Worldwide' ­ the main commercial arm of the BBC (selling BBC programs
overseas, generating partnerships (e.g. YouTube), magazines, etc.)
DOES this represent good value for money?
BSkyB viewers pay £500 a year ­ however that is by choice (licence fee
is compulsory).
ITV does not cost the consumer anything?
However many view that BBC offer something distinctive in their
international influence, sophisticated programming, news, current affairs and
minority interests.…read more

Page 4

Preview of page 4

Here's a taster:

Institute of Practitioners in Advertising) ­ aim is to provide estimates of the
number of people watching television, including which programs and at which
The research is based on a representative sample of 5,100 volunteer
homes the costs of BARB are met by selling the data collected.
The BBC has lost significant market share. 1981 ­ 2009, 51% down to
28% audience share, making it even harder to justify the licence fee!
ITV1 has fared even worse.…read more

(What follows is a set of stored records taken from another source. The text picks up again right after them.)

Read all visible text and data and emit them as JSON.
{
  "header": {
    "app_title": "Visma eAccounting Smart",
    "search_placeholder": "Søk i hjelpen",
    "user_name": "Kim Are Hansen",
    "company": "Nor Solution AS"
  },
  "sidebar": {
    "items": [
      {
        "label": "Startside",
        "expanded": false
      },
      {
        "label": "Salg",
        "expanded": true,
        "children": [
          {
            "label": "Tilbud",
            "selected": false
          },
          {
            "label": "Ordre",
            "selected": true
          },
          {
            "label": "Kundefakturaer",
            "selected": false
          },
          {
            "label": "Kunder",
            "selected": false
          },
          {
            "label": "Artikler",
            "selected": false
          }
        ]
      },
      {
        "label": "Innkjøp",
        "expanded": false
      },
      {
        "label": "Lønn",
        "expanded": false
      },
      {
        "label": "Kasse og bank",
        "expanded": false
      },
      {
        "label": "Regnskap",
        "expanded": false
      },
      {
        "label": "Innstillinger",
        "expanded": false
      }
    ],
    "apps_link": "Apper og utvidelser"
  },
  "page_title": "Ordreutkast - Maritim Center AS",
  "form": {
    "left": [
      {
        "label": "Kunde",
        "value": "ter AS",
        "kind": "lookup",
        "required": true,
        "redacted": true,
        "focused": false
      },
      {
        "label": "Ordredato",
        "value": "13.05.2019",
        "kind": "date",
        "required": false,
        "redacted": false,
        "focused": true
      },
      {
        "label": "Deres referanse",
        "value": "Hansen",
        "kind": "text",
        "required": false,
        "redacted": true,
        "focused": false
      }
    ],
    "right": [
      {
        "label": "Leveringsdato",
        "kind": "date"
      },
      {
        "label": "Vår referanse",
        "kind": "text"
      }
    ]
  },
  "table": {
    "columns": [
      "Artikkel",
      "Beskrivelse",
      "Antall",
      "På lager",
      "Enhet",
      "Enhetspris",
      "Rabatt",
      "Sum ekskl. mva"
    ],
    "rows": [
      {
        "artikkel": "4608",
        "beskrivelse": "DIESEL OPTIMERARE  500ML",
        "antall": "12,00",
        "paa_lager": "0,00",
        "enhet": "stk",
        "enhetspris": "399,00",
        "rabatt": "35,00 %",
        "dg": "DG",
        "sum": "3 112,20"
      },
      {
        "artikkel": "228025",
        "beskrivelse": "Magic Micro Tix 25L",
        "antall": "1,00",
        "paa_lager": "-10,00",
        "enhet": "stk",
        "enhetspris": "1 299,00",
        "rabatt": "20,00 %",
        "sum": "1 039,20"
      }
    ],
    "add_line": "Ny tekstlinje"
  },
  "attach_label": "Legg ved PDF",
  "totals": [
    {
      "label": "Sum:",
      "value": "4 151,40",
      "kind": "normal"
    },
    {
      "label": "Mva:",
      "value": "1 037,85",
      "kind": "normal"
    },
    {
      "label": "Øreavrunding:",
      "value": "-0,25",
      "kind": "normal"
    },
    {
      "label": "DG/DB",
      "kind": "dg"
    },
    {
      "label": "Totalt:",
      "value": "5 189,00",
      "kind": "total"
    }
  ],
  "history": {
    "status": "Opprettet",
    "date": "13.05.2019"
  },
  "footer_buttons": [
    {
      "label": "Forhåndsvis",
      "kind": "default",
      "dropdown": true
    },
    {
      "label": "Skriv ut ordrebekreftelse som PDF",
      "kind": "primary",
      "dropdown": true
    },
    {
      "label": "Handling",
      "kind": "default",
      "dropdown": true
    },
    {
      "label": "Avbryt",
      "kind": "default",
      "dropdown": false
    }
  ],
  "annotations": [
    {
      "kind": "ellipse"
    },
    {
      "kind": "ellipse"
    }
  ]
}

Page 5

Preview of page 5

Here's a taster:

Given that the 3 joint venture partners between them controlled the vast
majority of UK content, then the fear was that they would enjoy monopoly power
in the retail market and increase their prices.
They would enjoy monopoly power in the wholesale market and be able to
strike a harder bargain with other platforms, which would have nowhere else to
go for UKoriginated content.
Broadcasters involved said it was a `missed opportunity in the
development of British broadcasting.…read more

Page 6

Preview of page 6

Here's a taster:

How independent is the government in the new arrangement? The political
pressure is evident is France (also raised in the Licence Fee ­ BBC).
It appears the new arrangement announced by the Minister has more to
do with politics and personal business interests than the economy.
Political control of the media is currently occupying the EU rather more
than its economic structure.
Evidence H
*Selected EU colour TV licence fees 2009 (euro equivalent) ­ table.…read more

Page 7

Preview of page 7

Here's a taster:

Would bring competition to this whole area of broadcasting.
Evidence I
*The role of television advertising
This article is on the adverse health consequences of watching TV.
TV viewing would not be classed as a demerit good because these
consequences fall on the consumer (not a third party), so government
intervention is not justified.
However, TV could be said to have addictive qualities, so this may justify
government intervention ­ as in the case of smoking.…read more


No comments have yet been made

Similar Business Studies & Economics resources:

See all Business Studies & Economics resources »See all resources »